  • On the regular agenda, Health and Human Services Director Nannette Bowler updated the board on the county’s plans to prepare for Medicaid expansion, pending state budget approval and federal review. The department estimates that the expansion will make 40,000 to 60,000 additional Wake County residents newly eligible for Medicaid benefits. That will drastically increase the number of applications staff process every month. Bowler noted that historically about half of Medicaid applications processed are approved, but that processing times are the same for all applications regardless; that could mean about 4,167 additional applications per month in Wake County, on top of the current rate of 4,300 to 7,800 applications a month. In addition to monitoring state and federal requirements, improving staff training, and participating in a state pilot program, Wake staff are proposed adding 74 new positions to help process the influx of Medicaid applications over the next several years.
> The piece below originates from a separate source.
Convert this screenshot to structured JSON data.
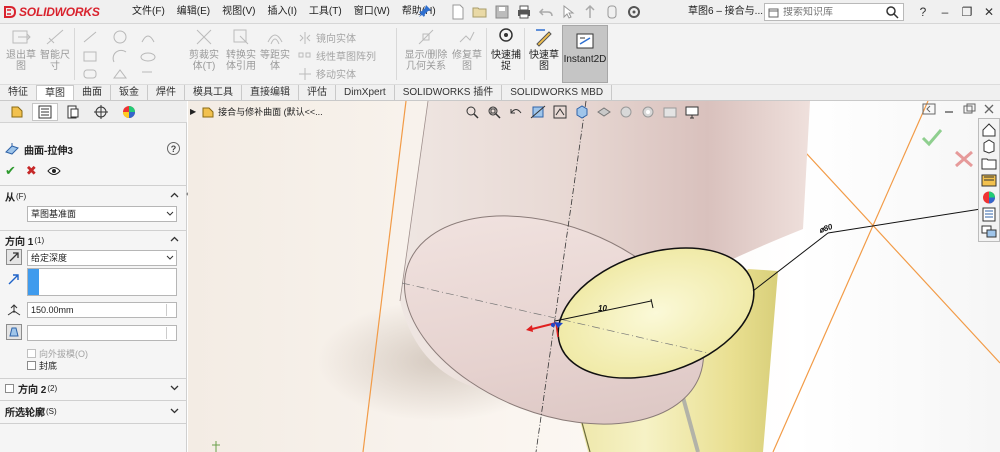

The Board of Commissioners unanimously approved funding the HHS plan to hire and train staff to accommodate Medicaid expansion, and several praised the news saying it will drastically improve the health and quality of life for thousands of Wake residents. The presentation and details about Wake County’s Medicaid expansion plans are available online.
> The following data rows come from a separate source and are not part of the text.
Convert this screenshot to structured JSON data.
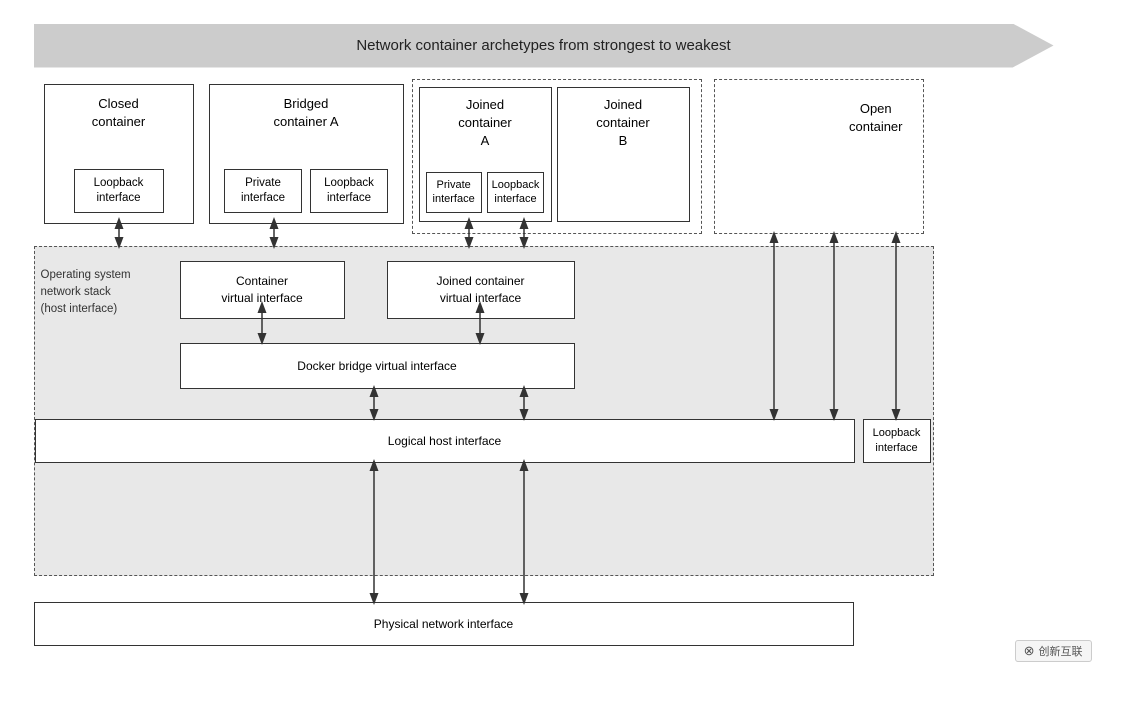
{
  "diagram": {
    "arrow_label": "Network container archetypes from strongest to weakest",
    "containers": [
      {
        "id": "closed",
        "title": "Closed\ncontainer",
        "interfaces": [
          "Loopback\ninterface"
        ]
      },
      {
        "id": "bridged",
        "title": "Bridged\ncontainer A",
        "interfaces": [
          "Private\ninterface",
          "Loopback\ninterface"
        ]
      },
      {
        "id": "joined-a",
        "title": "Joined\ncontainer\nA",
        "interfaces": [
          "Private\ninterface",
          "Loopback\ninterface"
        ]
      },
      {
        "id": "joined-b",
        "title": "Joined\ncontainer\nB",
        "interfaces": []
      },
      {
        "id": "open",
        "title": "Open\ncontainer",
        "interfaces": []
      }
    ],
    "virt_interfaces": [
      "Container\nvirtual interface",
      "Joined container\nvirtual interface"
    ],
    "docker_bridge": "Docker bridge virtual interface",
    "logical_host": "Logical host interface",
    "loopback_host": "Loopback\ninterface",
    "physical": "Physical network interface",
    "os_label": "Operating system\nnetwork stack\n(host interface)",
    "watermark": "创新互联"
  }
}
  • During a Manager’s Report, Deputy County Manager Duane Holder updated the board on the Wake County Continuum of Care (CoC), a collective of organizations that provide housing and services to people who are at risk of or are experiencing homelessness, governed by an independent board. The CoC Governance Board has notified the Raleigh Wake Partnership to End and Prevent Homelessness (RWP) of its plans to identify a new entity to serve as Lead Agency, Collaborative Applicant, HMIS Administrator, and Coordinated Access System Lead. The new entity would be responsible for carrying out the administrative activities of the Wake CoC, and Wake County will assume responsibilities and functions in the interim. The presentation included a timeline of communication between the RWP and the CoC board. Holder told the board that staff expects to have additional information available at the August 14 board work session on how Wake will fill the role, particularly how it will run the “front door,” the Access Hub, which helps get people connected to the right services. The CoC board is currently looking at options with partner agencies to see how to get residents services more quickly during this time of transition. The full presentation on the changes in Wake County’s homelessness services and Continuum of Care responsibilities is available online.
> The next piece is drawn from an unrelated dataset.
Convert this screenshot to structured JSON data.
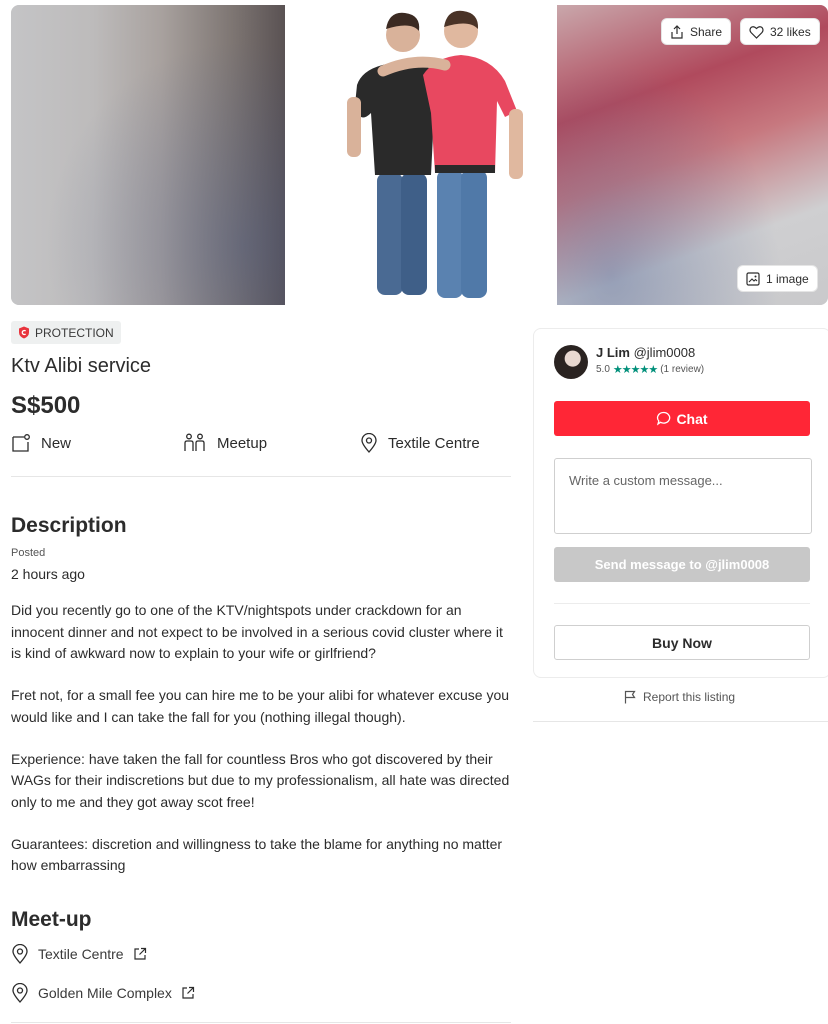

  • In an additional Manager’s Report, County Manager David Ellis updated the board on WakeBrook Behavioral Health Facility in Raleigh. He reported that after months of negotiations, Wake County has unfortunately not been able to reach an agreement with UNC Health to provide ongoing services at WakeBrook beyond Fiscal Year 2024. Ellis said that as a result, UNC Health will discontinue all services at WakeBrook by Sept. 30, due in part to staffing concerns. He said the county and its partner Alliance Health are currently in negotiations with a new provider to continue similar services at WakeBrook as soon as possible. Wake County HHS is also working with partners, including Alliance Health and WakeMed, to work toward continuity of care for patients. “Our priority is to maintain services at WakeBrook where possible and resume disrupted services as quickly as we can,” Ellis said. WakeBrook’s services include including detoxification for drugs and alcohol, crisis support, and inpatient psychiatric services. Ellis noted that Wake County commissioned a report on the area’s behavioral health care and received a detailed report from consultants earlier this year, including action items to create a behavioral health crisis system. More details about the WakeBrook contract negotiations and efforts to continue services are available online.

Want to dig deeper into the board meeting? The full recording of the meeting is available to watch online, with the meeting called to order at the 38:00 mark.

The Wake County Board of Commissioners’ next regular meeting will be Monday, Aug. 21 at 2 p.m. in Room 2700 of the Wake County Justice Center.

Board Meeting